What you need to do » The pictures stay out; everything else in the entries below must be returned exactly.
##############################
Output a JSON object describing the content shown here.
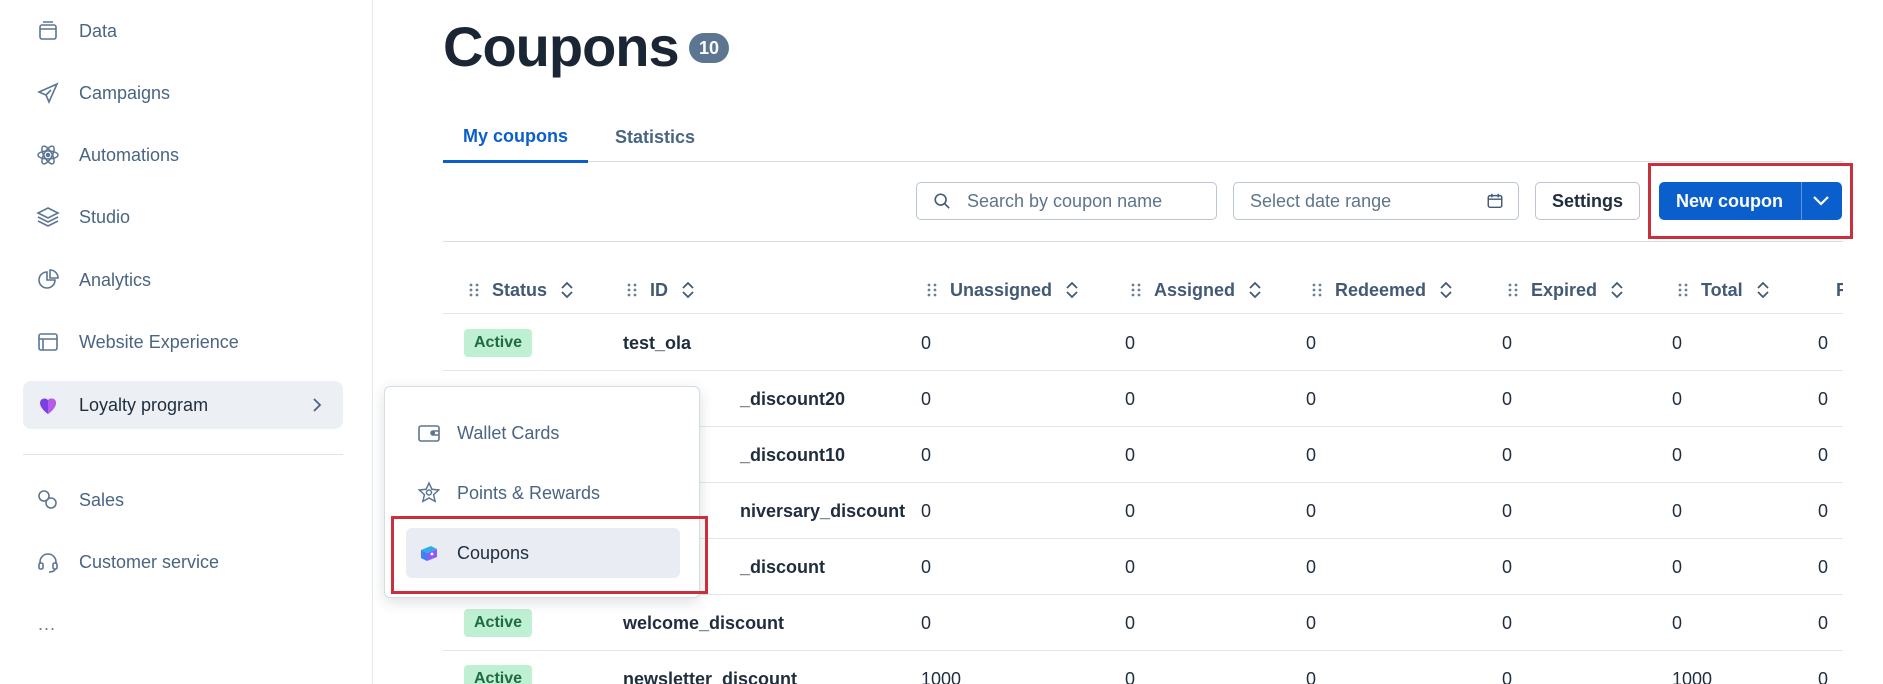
{
  "sidebar": {
    "items": [
      {
        "label": "Data",
        "icon": "database-icon"
      },
      {
        "label": "Campaigns",
        "icon": "paper-plane-icon"
      },
      {
        "label": "Automations",
        "icon": "atom-icon"
      },
      {
        "label": "Studio",
        "icon": "layers-icon"
      },
      {
        "label": "Analytics",
        "icon": "pie-chart-icon"
      },
      {
        "label": "Website Experience",
        "icon": "browser-window-icon"
      },
      {
        "label": "Loyalty program",
        "icon": "heart-icon"
      },
      {
        "label": "Sales",
        "icon": "coins-icon"
      },
      {
        "label": "Customer service",
        "icon": "headset-icon"
      }
    ],
    "more": "..."
  },
  "loyalty_flyout": {
    "items": [
      {
        "label": "Wallet Cards",
        "icon": "wallet-icon"
      },
      {
        "label": "Points & Rewards",
        "icon": "star-badge-icon"
      },
      {
        "label": "Coupons",
        "icon": "coupon-icon"
      }
    ]
  },
  "page": {
    "title": "Coupons",
    "count": "10"
  },
  "tabs": [
    {
      "label": "My coupons",
      "active": true
    },
    {
      "label": "Statistics",
      "active": false
    }
  ],
  "toolbar": {
    "search_placeholder": "Search by coupon name",
    "date_placeholder": "Select date range",
    "settings_label": "Settings",
    "new_coupon_label": "New coupon"
  },
  "table": {
    "columns": [
      "Status",
      "ID",
      "Unassigned",
      "Assigned",
      "Redeemed",
      "Expired",
      "Total",
      "R"
    ],
    "rows": [
      {
        "status": "Active",
        "id": "test_ola",
        "unassigned": "0",
        "assigned": "0",
        "redeemed": "0",
        "expired": "0",
        "total": "0",
        "r": "0"
      },
      {
        "status": "",
        "id": "_discount20",
        "unassigned": "0",
        "assigned": "0",
        "redeemed": "0",
        "expired": "0",
        "total": "0",
        "r": "0"
      },
      {
        "status": "",
        "id": "_discount10",
        "unassigned": "0",
        "assigned": "0",
        "redeemed": "0",
        "expired": "0",
        "total": "0",
        "r": "0"
      },
      {
        "status": "",
        "id": "niversary_discount",
        "unassigned": "0",
        "assigned": "0",
        "redeemed": "0",
        "expired": "0",
        "total": "0",
        "r": "0"
      },
      {
        "status": "",
        "id": "_discount",
        "unassigned": "0",
        "assigned": "0",
        "redeemed": "0",
        "expired": "0",
        "total": "0",
        "r": "0"
      },
      {
        "status": "Active",
        "id": "welcome_discount",
        "unassigned": "0",
        "assigned": "0",
        "redeemed": "0",
        "expired": "0",
        "total": "0",
        "r": "0"
      },
      {
        "status": "Active",
        "id": "newsletter_discount",
        "unassigned": "1000",
        "assigned": "0",
        "redeemed": "0",
        "expired": "0",
        "total": "1000",
        "r": "0"
      }
    ]
  },
  "colors": {
    "accent": "#0b5fcc",
    "highlight": "#c8313b",
    "active_pill_bg": "#bff0d3",
    "active_pill_text": "#1d6b3f"
  }
}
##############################
Result for this exercise »
Output a JSON object describing the content shown here.
{
  "sidebar": {
    "items": [
      {
        "label": "Data",
        "icon": "database-icon"
      },
      {
        "label": "Campaigns",
        "icon": "paper-plane-icon"
      },
      {
        "label": "Automations",
        "icon": "atom-icon"
      },
      {
        "label": "Studio",
        "icon": "layers-icon"
      },
      {
        "label": "Analytics",
        "icon": "pie-chart-icon"
      },
      {
        "label": "Website Experience",
        "icon": "browser-window-icon"
      },
      {
        "label": "Loyalty program",
        "icon": "heart-icon"
      },
      {
        "label": "Sales",
        "icon": "coins-icon"
      },
      {
        "label": "Customer service",
        "icon": "headset-icon"
      }
    ],
    "more": "..."
  },
  "loyalty_flyout": {
    "items": [
      {
        "label": "Wallet Cards",
        "icon": "wallet-icon"
      },
      {
        "label": "Points & Rewards",
        "icon": "star-badge-icon"
      },
      {
        "label": "Coupons",
        "icon": "coupon-icon"
      }
    ]
  },
  "page": {
    "title": "Coupons",
    "count": "10"
  },
  "tabs": [
    {
      "label": "My coupons",
      "active": true
    },
    {
      "label": "Statistics",
      "active": false
    }
  ],
  "toolbar": {
    "search_placeholder": "Search by coupon name",
    "date_placeholder": "Select date range",
    "settings_label": "Settings",
    "new_coupon_label": "New coupon"
  },
  "table": {
    "columns": [
      "Status",
      "ID",
      "Unassigned",
      "Assigned",
      "Redeemed",
      "Expired",
      "Total",
      "R"
    ],
    "rows": [
      {
        "status": "Active",
        "id": "test_ola",
        "unassigned": "0",
        "assigned": "0",
        "redeemed": "0",
        "expired": "0",
        "total": "0",
        "r": "0"
      },
      {
        "status": "",
        "id": "_discount20",
        "unassigned": "0",
        "assigned": "0",
        "redeemed": "0",
        "expired": "0",
        "total": "0",
        "r": "0"
      },
      {
        "status": "",
        "id": "_discount10",
        "unassigned": "0",
        "assigned": "0",
        "redeemed": "0",
        "expired": "0",
        "total": "0",
        "r": "0"
      },
      {
        "status": "",
        "id": "niversary_discount",
        "unassigned": "0",
        "assigned": "0",
        "redeemed": "0",
        "expired": "0",
        "total": "0",
        "r": "0"
      },
      {
        "status": "",
        "id": "_discount",
        "unassigned": "0",
        "assigned": "0",
        "redeemed": "0",
        "expired": "0",
        "total": "0",
        "r": "0"
      },
      {
        "status": "Active",
        "id": "welcome_discount",
        "unassigned": "0",
        "assigned": "0",
        "redeemed": "0",
        "expired": "0",
        "total": "0",
        "r": "0"
      },
      {
        "status": "Active",
        "id": "newsletter_discount",
        "unassigned": "1000",
        "assigned": "0",
        "redeemed": "0",
        "expired": "0",
        "total": "1000",
        "r": "0"
      }
    ]
  },
  "colors": {
    "accent": "#0b5fcc",
    "highlight": "#c8313b",
    "active_pill_bg": "#bff0d3",
    "active_pill_text": "#1d6b3f"
  }
}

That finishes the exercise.